-------- DATA IN THIS EXERCISE

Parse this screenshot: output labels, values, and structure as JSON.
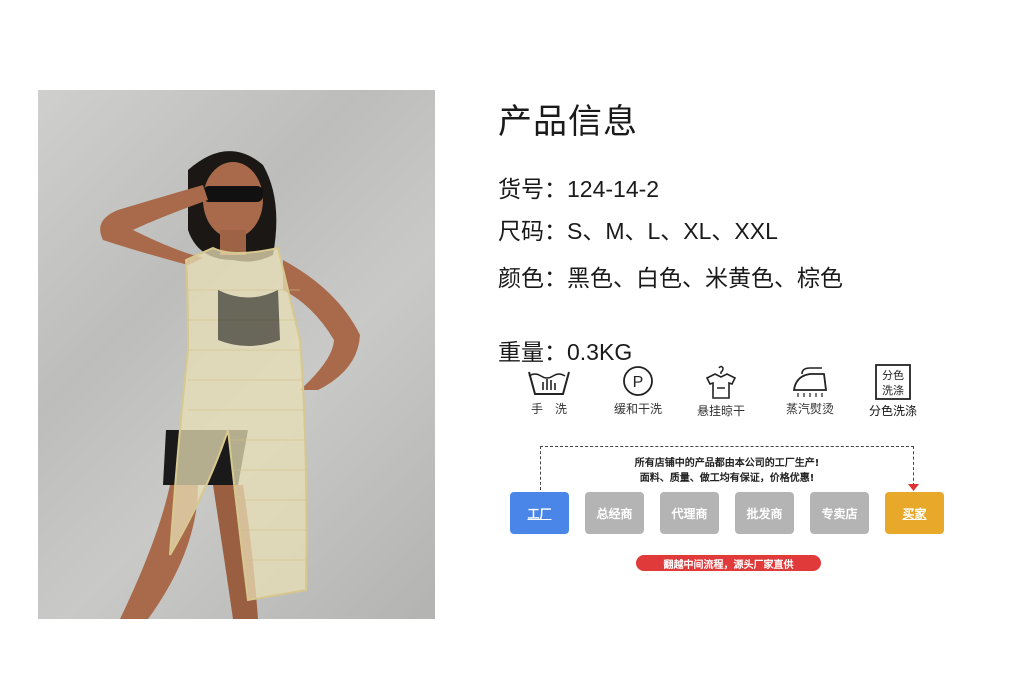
{
  "product": {
    "title": "产品信息",
    "item_no_label": "货号：",
    "item_no": "124-14-2",
    "size_label": "尺码：",
    "sizes": "S、M、L、XL、XXL",
    "color_label": "颜色：",
    "colors": "黑色、白色、米黄色、棕色",
    "weight_label": "重量：",
    "weight": "0.3KG"
  },
  "care": [
    {
      "icon": "hand-wash-icon",
      "label": "手　洗"
    },
    {
      "icon": "dry-clean-icon",
      "label": "缓和干洗"
    },
    {
      "icon": "hang-dry-icon",
      "label": "悬挂晾干"
    },
    {
      "icon": "steam-iron-icon",
      "label": "蒸汽熨烫"
    },
    {
      "icon": "wash-separately-icon",
      "label": "分色洗涤",
      "icon_text_1": "分色",
      "icon_text_2": "洗涤"
    }
  ],
  "supply_chain": {
    "line1": "所有店铺中的产品都由本公司的工厂生产!",
    "line2": "面料、质量、做工均有保证，价格优惠!",
    "steps": [
      "工厂",
      "总经商",
      "代理商",
      "批发商",
      "专卖店",
      "买家"
    ],
    "banner": "翻越中间流程，源头厂家直供"
  },
  "colors": {
    "factory": "#4a86e8",
    "middle": "#b4b4b4",
    "buyer": "#e8a82a",
    "banner": "#e03a3a"
  }
}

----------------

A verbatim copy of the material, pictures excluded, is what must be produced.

Parse this screenshot: output labels, values, and structure as JSON.
{
  "product": {
    "title": "产品信息",
    "item_no_label": "货号：",
    "item_no": "124-14-2",
    "size_label": "尺码：",
    "sizes": "S、M、L、XL、XXL",
    "color_label": "颜色：",
    "colors": "黑色、白色、米黄色、棕色",
    "weight_label": "重量：",
    "weight": "0.3KG"
  },
  "care": [
    {
      "icon": "hand-wash-icon",
      "label": "手　洗"
    },
    {
      "icon": "dry-clean-icon",
      "label": "缓和干洗"
    },
    {
      "icon": "hang-dry-icon",
      "label": "悬挂晾干"
    },
    {
      "icon": "steam-iron-icon",
      "label": "蒸汽熨烫"
    },
    {
      "icon": "wash-separately-icon",
      "label": "分色洗涤",
      "icon_text_1": "分色",
      "icon_text_2": "洗涤"
    }
  ],
  "supply_chain": {
    "line1": "所有店铺中的产品都由本公司的工厂生产!",
    "line2": "面料、质量、做工均有保证，价格优惠!",
    "steps": [
      "工厂",
      "总经商",
      "代理商",
      "批发商",
      "专卖店",
      "买家"
    ],
    "banner": "翻越中间流程，源头厂家直供"
  },
  "colors": {
    "factory": "#4a86e8",
    "middle": "#b4b4b4",
    "buyer": "#e8a82a",
    "banner": "#e03a3a"
  }
}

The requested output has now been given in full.